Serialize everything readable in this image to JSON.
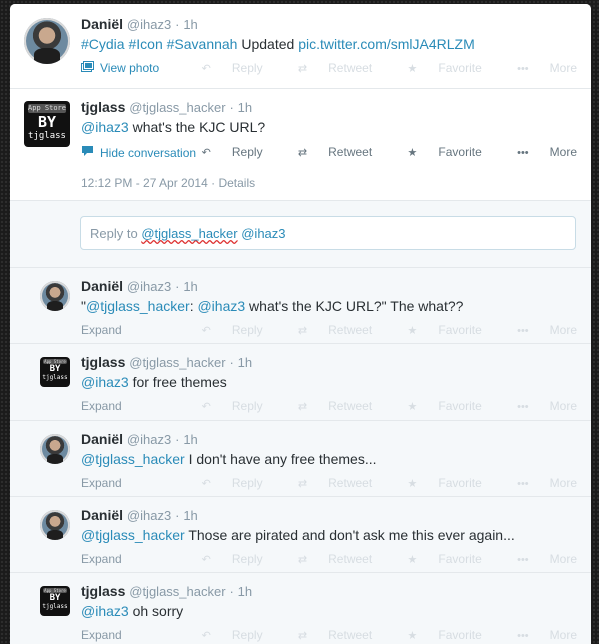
{
  "tweets": [
    {
      "name": "Daniël",
      "handle": "@ihaz3",
      "time": "1h",
      "text_parts": [
        "#Cydia",
        " ",
        "#Icon",
        " ",
        "#Savannah",
        " Updated ",
        "pic.twitter.com/smlJA4RLZM"
      ],
      "action_link": "View photo"
    },
    {
      "name": "tjglass",
      "handle": "@tjglass_hacker",
      "time": "1h",
      "mention": "@ihaz3",
      "text": " what's the KJC URL?",
      "action_link": "Hide conversation",
      "timestamp": "12:12 PM - 27 Apr 2014",
      "details": "Details",
      "avatar_top": "App Store",
      "avatar_by": "BY",
      "avatar_name": "tjglass"
    }
  ],
  "replybox": {
    "prefix": "Reply to ",
    "mention1": "@tjglass_hacker",
    "mention2": "@ihaz3"
  },
  "replies": [
    {
      "name": "Daniël",
      "handle": "@ihaz3",
      "time": "1h",
      "pre": "\"",
      "mention": "@tjglass_hacker",
      "mid": ": ",
      "mention2": "@ihaz3",
      "text": " what's the KJC URL?\" The what??",
      "expand": "Expand"
    },
    {
      "name": "tjglass",
      "handle": "@tjglass_hacker",
      "time": "1h",
      "mention": "@ihaz3",
      "text": " for free themes",
      "expand": "Expand"
    },
    {
      "name": "Daniël",
      "handle": "@ihaz3",
      "time": "1h",
      "mention": "@tjglass_hacker",
      "text": " I don't have any free themes...",
      "expand": "Expand"
    },
    {
      "name": "Daniël",
      "handle": "@ihaz3",
      "time": "1h",
      "mention": "@tjglass_hacker",
      "text": " Those are pirated and don't ask me this ever again...",
      "expand": "Expand"
    },
    {
      "name": "tjglass",
      "handle": "@tjglass_hacker",
      "time": "1h",
      "mention": "@ihaz3",
      "text": " oh sorry",
      "expand": "Expand"
    }
  ],
  "actions": {
    "reply": "Reply",
    "retweet": "Retweet",
    "favorite": "Favorite",
    "more": "More"
  },
  "colors": {
    "link": "#2a8bb8",
    "muted": "#8899a6",
    "background": "#1b1b1b"
  },
  "icons": {
    "reply": "reply-icon",
    "retweet": "retweet-icon",
    "favorite": "star-icon",
    "more": "more-icon",
    "photo": "photo-icon",
    "conversation": "speech-bubble-icon"
  }
}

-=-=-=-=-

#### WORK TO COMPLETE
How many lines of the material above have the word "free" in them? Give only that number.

#### SOLUTION
2